Here at the tail end of hurricane season (officially Nov 30th), let me ask you…. How many of you were prepared this past season, stocking up on extra flashlights and batteries? Extra water and food? Something to charge your cell phone? Of course, forecasting is pretty good these days, we always have advanced warning, and there is time to run to the store or borrow from our neighbors. Right? Given the scenes from the days preceding Hurricane Irma, I think that was most people’s strategy. But not all things in life are well forecast. Some rain comes down upon us without notice. Continue reading
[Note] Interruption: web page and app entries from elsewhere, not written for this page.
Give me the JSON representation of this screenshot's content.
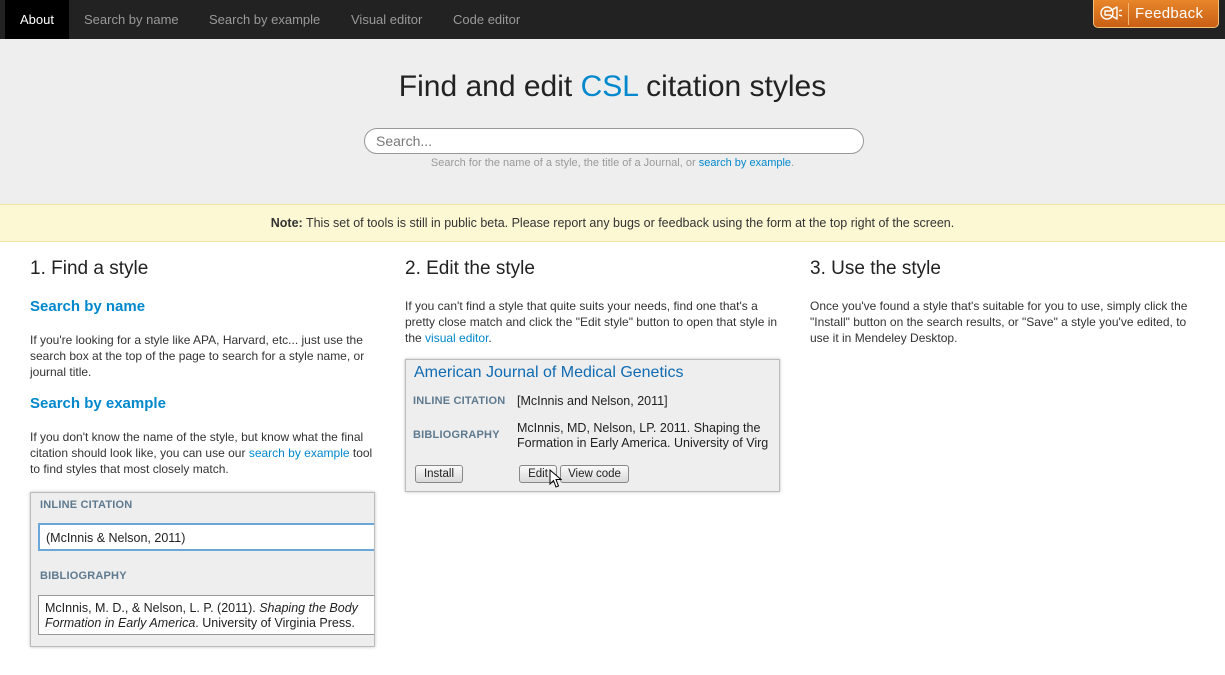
{
  "nav": {
    "items": [
      "About",
      "Search by name",
      "Search by example",
      "Visual editor",
      "Code editor"
    ],
    "feedback_label": "Feedback"
  },
  "hero": {
    "title_pre": "Find and edit",
    "title_accent": "CSL",
    "title_post": "citation styles",
    "search_placeholder": "Search...",
    "hint_pre": "Search for the name of a style, the title of a Journal, or",
    "hint_link": "search by example",
    "hint_post": "."
  },
  "note": {
    "label": "Note:",
    "text": "This set of tools is still in public beta. Please report any bugs or feedback using the form at the top right of the screen."
  },
  "find": {
    "heading": "1. Find a style",
    "by_name_heading": "Search by name",
    "by_name_text": "If you're looking for a style like APA, Harvard, etc... just use the search box at the top of the page to search for a style name, or journal title.",
    "by_example_heading": "Search by example",
    "by_example_pre": "If you don't know the name of the style, but know what the final citation should look like, you can use our",
    "by_example_link": "search by example",
    "by_example_post": "tool to find styles that most closely match.",
    "panel": {
      "inline_label": "INLINE CITATION",
      "inline_value": "(McInnis & Nelson, 2011)",
      "bib_label": "BIBLIOGRAPHY",
      "bib_plain1": "McInnis, M. D., & Nelson, L. P. (2011).",
      "bib_italic1": "Shaping the Body",
      "bib_italic2": "Formation in Early America",
      "bib_plain2": ". University of Virginia Press."
    }
  },
  "edit": {
    "heading": "2. Edit the style",
    "text_pre": "If you can't find a style that quite suits your needs, find one that's a pretty close match and click the \"Edit style\" button to open that style in the",
    "text_link": "visual editor",
    "text_post": ".",
    "card": {
      "journal_title": "American Journal of Medical Genetics",
      "inline_label": "INLINE CITATION",
      "inline_value": "[McInnis and Nelson, 2011]",
      "bib_label": "BIBLIOGRAPHY",
      "bib_line1": "McInnis, MD, Nelson, LP. 2011. Shaping the",
      "bib_line2": "Formation in Early America. University of Virg",
      "install_label": "Install",
      "edit_label": "Edit",
      "view_code_label": "View code"
    }
  },
  "use": {
    "heading": "3. Use the style",
    "text": "Once you've found a style that's suitable for you to use, simply click the \"Install\" button on the search results, or \"Save\" a style you've edited, to use it in Mendeley Desktop."
  }
}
1 “Then the kingdom of heaven will be like ten virgins who took their lamps and went out to meet the bridegroom.” Be it parable or allegory, we are limited in dissecting this passage from the gospel. Many commentaries offer insight from wedding customs, but of another culture or age. One commentary I reviewed was assuming 10th century Jewish wedding customs from Spain reflected an unaltered liturgical custom. Possibly.
We know that weddings provided one of the high points in village life, and the question of who was and was not included affected one’s social standing. Our knowledge of Jewish wedding customs at the time is limited, leaving scholars to suggest analogies from other cultures; but it is probably wiser to admit our ignorance. This story mentions only two parties, the bridegroom and the ten girls. The precise role of the latter in the ceremonies is not clear but most scholars assume that Hellenistic-Roman marriage customs also apply in Jewish circles at the time, and thus the young women are servants from the bridegroom’s house, awaiting the return of the bridegroom with his bride after the wedding feast at her house. Possibly. Continue reading
The young women are described with the Greek term for “virgins” which is meant to indicate unmarried friends or relatives of either the bride or the bridegroom. The story tells us that their role included escorting the bridegroom in a torchlight procession to his house, but that they were not present at whatever part of the ceremonies immediately preceded this procession. The unexpected delay at that point in the proceedings may have been caused by extended bargaining over the financial settlement, or by any number of other causes, deliberate or accidental. It does not matter; all that matters is the delay, and the effect it had on the readiness of the girls when the time for their part in the ceremonies eventually arrived. Continue reading
1 “Then the kingdom of heaven will be like ten virgins who took their lamps and went out to meet the bridegroom. 2 Five of them were foolish and five were wise. 3 The foolish ones, when taking their lamps, brought no oil with them, 4 but the wise brought flasks of oil with their lamps. 5 Since the bridegroom was long delayed, they all became drowsy and fell asleep. 6 At midnight, there was a cry, ‘Behold, the bridegroom! Come out to meet him!’ 7 Then all those virgins got up and trimmed their lamps. 8 The foolish ones said to the wise, ‘Give us some of your oil, for our lamps are going out.’ 9 But the wise ones replied, ‘No, for there may not be enough for us and you. Go instead to the merchants and buy some for yourselves.’ 10 While they went off to buy it, the bridegroom came and those who were ready went into the wedding feast with him. Then the door was locked. 11 Afterwards the other virgins came and said, ‘Lord, Lord, open the door for us!’ 12 But he said in reply, ‘Amen, I say to you, I do not know you.’ 13 Therefore, stay awake, for you know neither the day nor the hour. Continue reading